Three Viking Age gold finger rings have previously been discovered on the Isle of Man and one complete gold ingot. These suggest that there may have been some gold-working on the Island during the Viking Age and that the Island was home to some particularly wealthy people back then. This gold arm-ring reinforces these theories.
Allison explained: ‘Vikings arrived on the Isle of Man in the 800s, firstly trading and eventually settling.
‘Kath’s hoard can be dated on stylistic and comparative grounds to around AD 950, a time when the Isle of Man was right in the middle of an important trading and economic zone.
‘But elsewhere to the east and west, Viking rule was coming to an end and perhaps this encouraged further Viking settlement on the Island.
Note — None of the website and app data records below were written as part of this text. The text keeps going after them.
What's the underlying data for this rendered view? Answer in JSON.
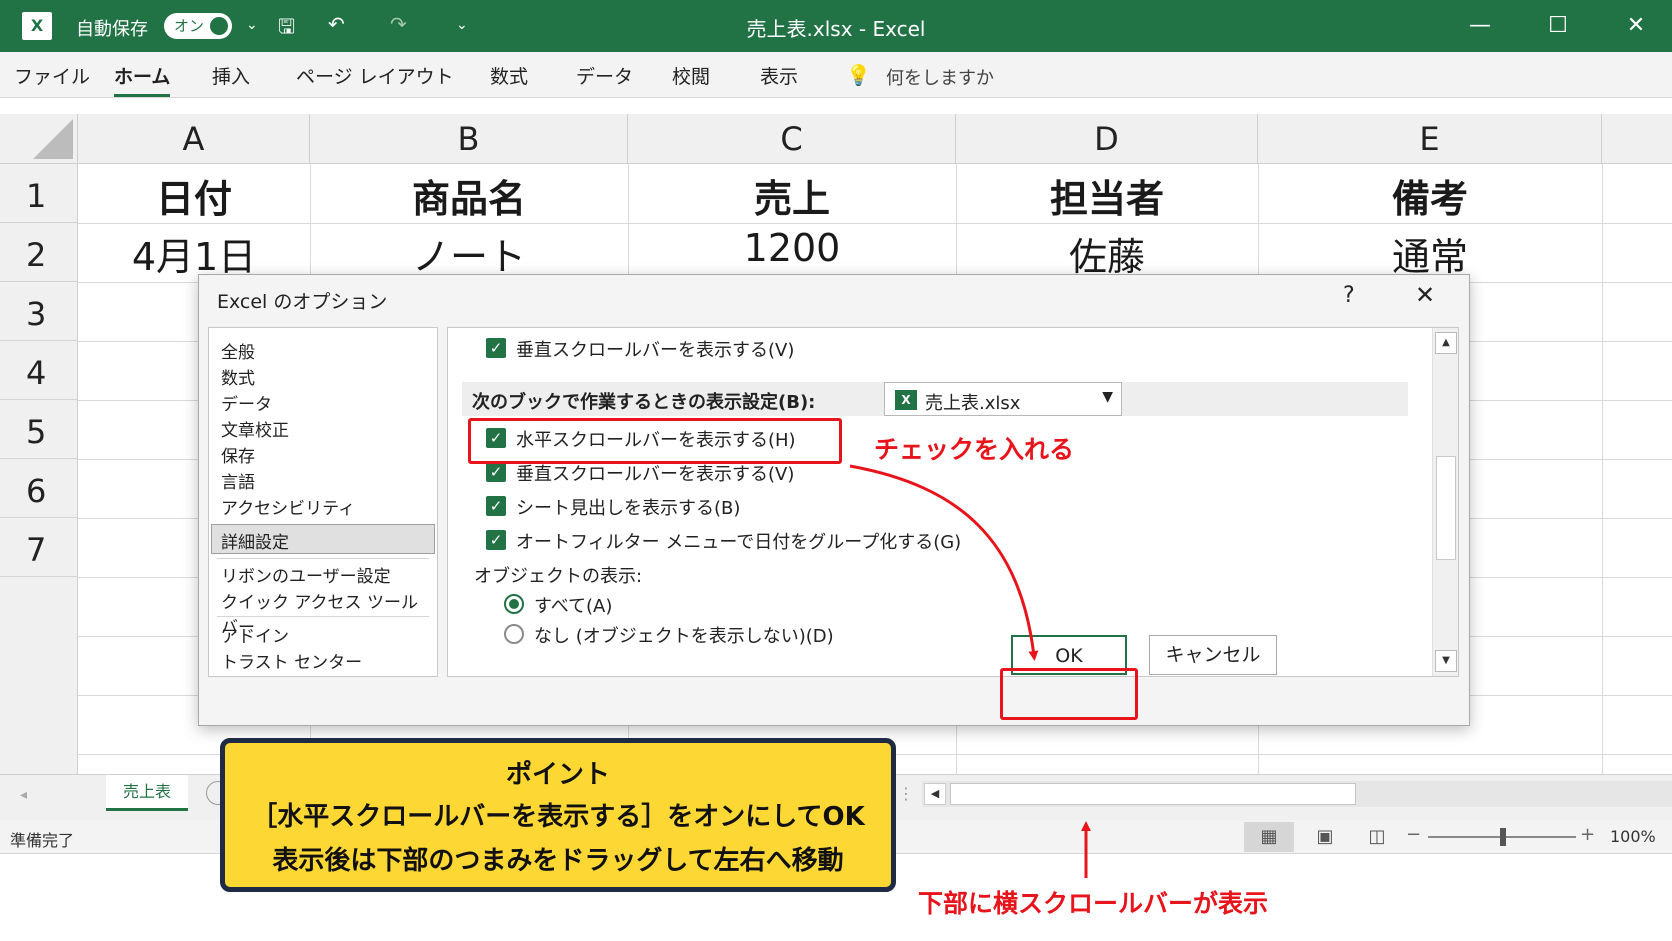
{
  "titlebar": {
    "logo": "X",
    "autosave_label": "自動保存",
    "toggle_label": "オン",
    "title": "売上表.xlsx  -  Excel"
  },
  "ribbon": {
    "tabs": [
      "ファイル",
      "ホーム",
      "挿入",
      "ページ レイアウト",
      "数式",
      "データ",
      "校閲",
      "表示"
    ],
    "active_tab": "ホーム",
    "tell_me": "何をしますか"
  },
  "sheet": {
    "columns": [
      "A",
      "B",
      "C",
      "D",
      "E"
    ],
    "rows": [
      "1",
      "2",
      "3",
      "4",
      "5",
      "6",
      "7"
    ],
    "row1": [
      "日付",
      "商品名",
      "売上",
      "担当者",
      "備考"
    ],
    "row2": [
      "4月1日",
      "ノート",
      "1200",
      "佐藤",
      "通常"
    ]
  },
  "dialog": {
    "title": "Excel のオプション",
    "help": "?",
    "close": "✕",
    "nav_items": [
      "全般",
      "数式",
      "データ",
      "文章校正",
      "保存",
      "言語",
      "アクセシビリティ",
      "詳細設定",
      "リボンのユーザー設定",
      "クイック アクセス ツール バー",
      "アドイン",
      "トラスト センター"
    ],
    "selected_nav": "詳細設定",
    "top_option": "垂直スクロールバーを表示する(V)",
    "book_section_label": "次のブックで作業するときの表示設定(B):",
    "book_value": "売上表.xlsx",
    "options": [
      "水平スクロールバーを表示する(H)",
      "垂直スクロールバーを表示する(V)",
      "シート見出しを表示する(B)",
      "オートフィルター メニューで日付をグループ化する(G)"
    ],
    "objects_label": "オブジェクトの表示:",
    "objects_options": [
      "すべて(A)",
      "なし (オブジェクトを表示しない)(D)"
    ],
    "ok": "OK",
    "cancel": "キャンセル"
  },
  "sheet_tabs": {
    "active": "売上表"
  },
  "statusbar": {
    "ready": "準備完了",
    "zoom": "100%"
  },
  "annotations": {
    "check_note": "チェックを入れる",
    "point_title": "ポイント",
    "point_line1": "［水平スクロールバーを表示する］をオンにしてOK",
    "point_line2": "表示後は下部のつまみをドラッグして左右へ移動",
    "bottom_note": "下部に横スクロールバーが表示"
  },
  "colors": {
    "excel_green": "#217346",
    "annotation_red": "#e8141b",
    "point_yellow": "#fdd835"
  }
}
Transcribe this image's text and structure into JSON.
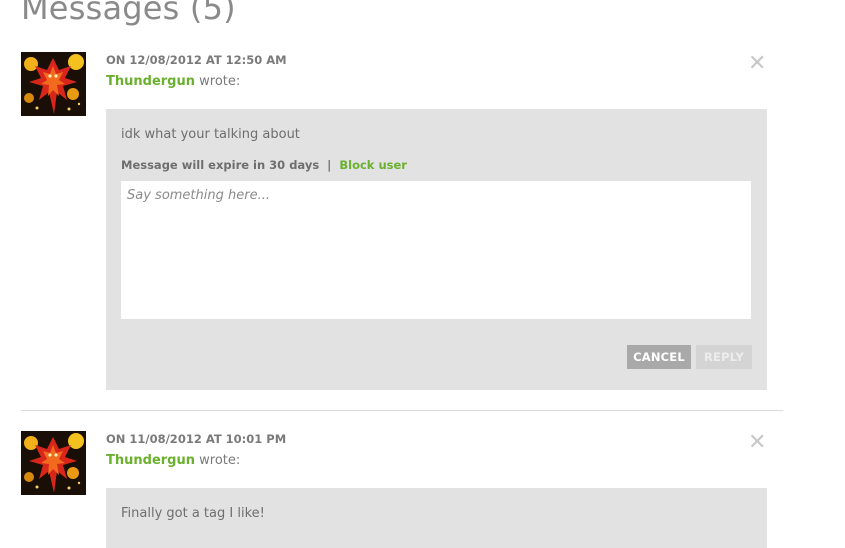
{
  "page": {
    "title": "Messages (5)"
  },
  "messages": [
    {
      "date": "ON 12/08/2012 AT 12:50 AM",
      "author": "Thundergun",
      "wrote": "wrote:",
      "text": "idk what your talking about",
      "expire": "Message will expire in 30 days",
      "separator": "|",
      "block_label": "Block user",
      "reply_placeholder": "Say something here...",
      "cancel_label": "CANCEL",
      "reply_label": "REPLY",
      "close_icon": "close-icon"
    },
    {
      "date": "ON 11/08/2012 AT 10:01 PM",
      "author": "Thundergun",
      "wrote": "wrote:",
      "text": "Finally got a tag I like!",
      "close_icon": "close-icon"
    }
  ],
  "colors": {
    "accent_green": "#6bb02e",
    "bubble_gray": "#e2e2e2",
    "cancel_gray": "#a9a9a9",
    "reply_disabled": "#d4d4d4"
  }
}
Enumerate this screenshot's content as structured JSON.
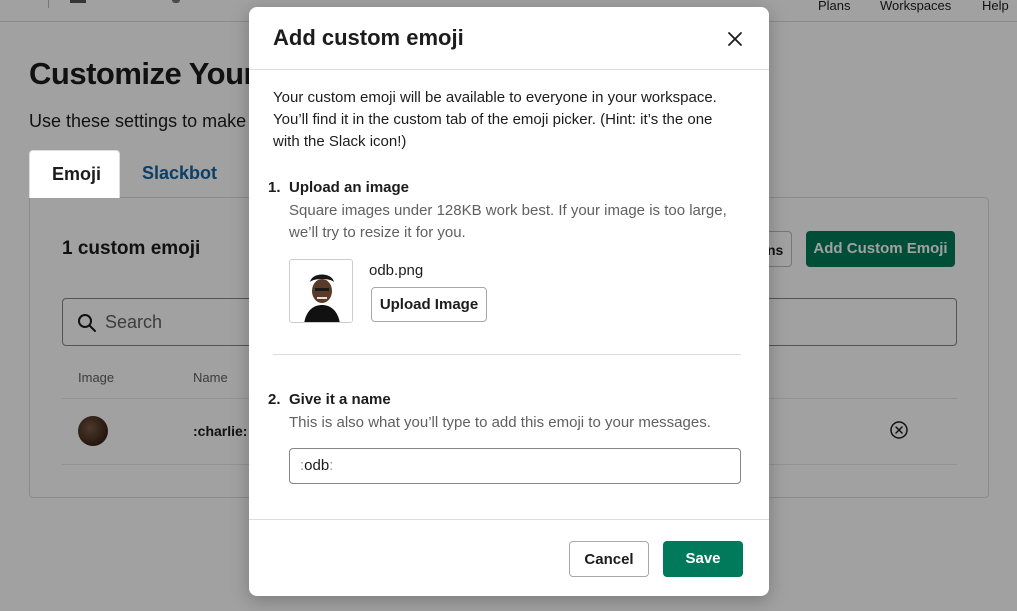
{
  "nav": {
    "links": [
      "Plans",
      "Workspaces",
      "Help"
    ]
  },
  "page": {
    "title": "Customize Your W",
    "subtitle": "Use these settings to make S",
    "tabs": [
      {
        "label": "Emoji",
        "active": true
      },
      {
        "label": "Slackbot",
        "active": false
      }
    ],
    "panel": {
      "heading": "1 custom emoji",
      "partial_button_label": "ns",
      "add_button_label": "Add Custom Emoji",
      "search_placeholder": "Search",
      "columns": [
        "Image",
        "Name"
      ],
      "rows": [
        {
          "name": ":charlie:"
        }
      ]
    }
  },
  "modal": {
    "title": "Add custom emoji",
    "intro": "Your custom emoji will be available to everyone in your workspace. You’ll find it in the custom tab of the emoji picker. (Hint: it’s the one with the Slack icon!)",
    "step1": {
      "number": "1.",
      "title": "Upload an image",
      "description": "Square images under 128KB work best. If your image is too large, we’ll try to resize it for you.",
      "file_name": "odb.png",
      "upload_label": "Upload Image"
    },
    "step2": {
      "number": "2.",
      "title": "Give it a name",
      "description": "This is also what you’ll type to add this emoji to your messages.",
      "name_prefix": ":",
      "name_value": "odb",
      "name_suffix": ":"
    },
    "cancel_label": "Cancel",
    "save_label": "Save"
  },
  "colors": {
    "primary_green": "#007a5a",
    "link_blue": "#1264a3",
    "text": "#1d1c1d",
    "muted_text": "#616061"
  },
  "icons": [
    "search-icon",
    "close-icon",
    "remove-circle-icon"
  ]
}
‘The Viking and Norse influence remained strong on the Island for a further three hundred years, long after much of the rest of the British Isles.
‘The arm-ring, brooch and cut armband are all high-status personal ornaments and represent a large amount of accumulated wealth. Finding just one of these items would be of significance.
‘The fact that all were found together, associated with one single deposition event, suggests that whoever buried them was extremely wealthy and probably felt immediately and acutely threatened.’
She added: ‘Manx National Heritage would like to sincerely thank both the finder and landowners for all their support and assistance with this remarkable discovery.’
The location of the find and details of the landowner will remain confidential to protect the integrity of the find site.
The ‘Kath Giles’ hoard will go on display in the Viking and Medieval Gallery at the Manx Museum from today prior to valuation and further conservation work.
The Isle of Man lifted its lockdown rules earlier this month following a 25 day circuit-breaker after an outbreak of Covid-19 cases around New Year.
However, seven new cases of coronanvirus, including a ferry crew member, have been detected on the Island today – six of which were found through the contact tracing process.
All have been told to self-isolate, a government spokesman said. Chief Minister Howard Quayle is holding a briefing this evening to address the Island’s response, but a further lockdown is currently not on the cards.